“Could I get twenty dollars on pump 2?” I asked the girl behind the counter. She jabbed at the cash register until it spat out a little white piece of paper.
“Here you go,” was all she said.
I hadn’t done that in years and years, gone inside to pay cash for gas. It threw me all the way back to when I was in high school, driving the big blue boat my dad had bought for his teenage driver, and I used to always put five dollars of gas in the tank on a Thursday to get her to the end of the week when Dad would fill it up the rest of the way. I remember trying to figure out some way to get the hood ornament off the car without Dad noticing. Couldn’t he tell that things like that mattered? There was not a single other vehicle in the entire high school parking lot with a hood ornament.
A scrawny red hen with a pack of fluffy chicks crossed my path as I walked back to the gas pump. It felt strange to just pop the gas cap cover, unscrew the cap, pick up the dispenser and start pumping. I was used to having to swipe my card. When I picked up the dispenser, gasoline spattered everywhere. Some hit my sandaled feet, and burned cold there while I fitted the end of the dispenser into the car. I squeezed the lever and the machine beside me set up a rattling whine. Every second or so a loud thump shook the hose, making it twitch like an angry snake. Alarmed, I raised my eyes to the underside of the canopy that covered the gas pumps. Dangerously rusted panels showed pipes with cracked paint visible underneath, like someone on the operating table with arteries exposed. It looked like the whole thing might fall down on top of me.

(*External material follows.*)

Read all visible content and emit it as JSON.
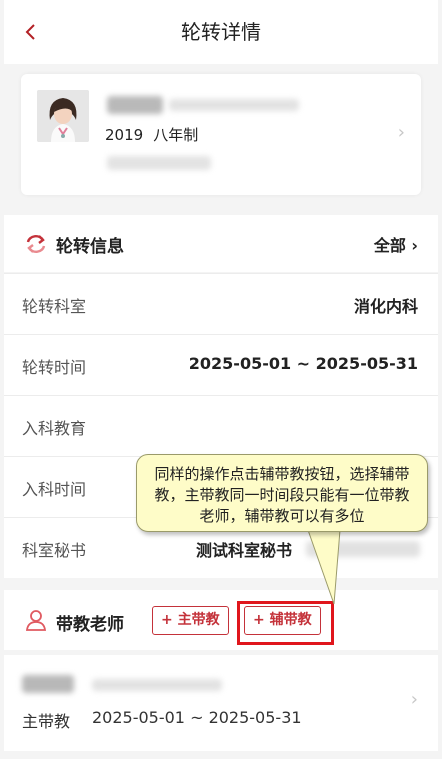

Was I going to die pumping gasoline at a tumble-down country gas station? Was the pump going to burst? Catch on fire?
A couple of women in a huge red pickup were pumping at the pump ahead of me. Their pump was thumping right along with mine, and they didn’t seem to care. Maybe they pumped gas at this station a couple times a week, and it hadn’t fallen down on them yet. While I watched the pump for any signs of spewing gas or mechanical failure, the digital numbers on the display ticked up steadily until they reached 19 dollars. Then the pump slowed and came to a final shuddering stop at $20.00.
Would you like a receipt? The digital letters ran across the little strip of screen over the keypad.
I pressed no.
The message continued to play, unresponsive, Would you like a receipt?
Grateful to have my gasoline, and that the pump hadn’t gone to pieces, I climbed back in my car and drove away.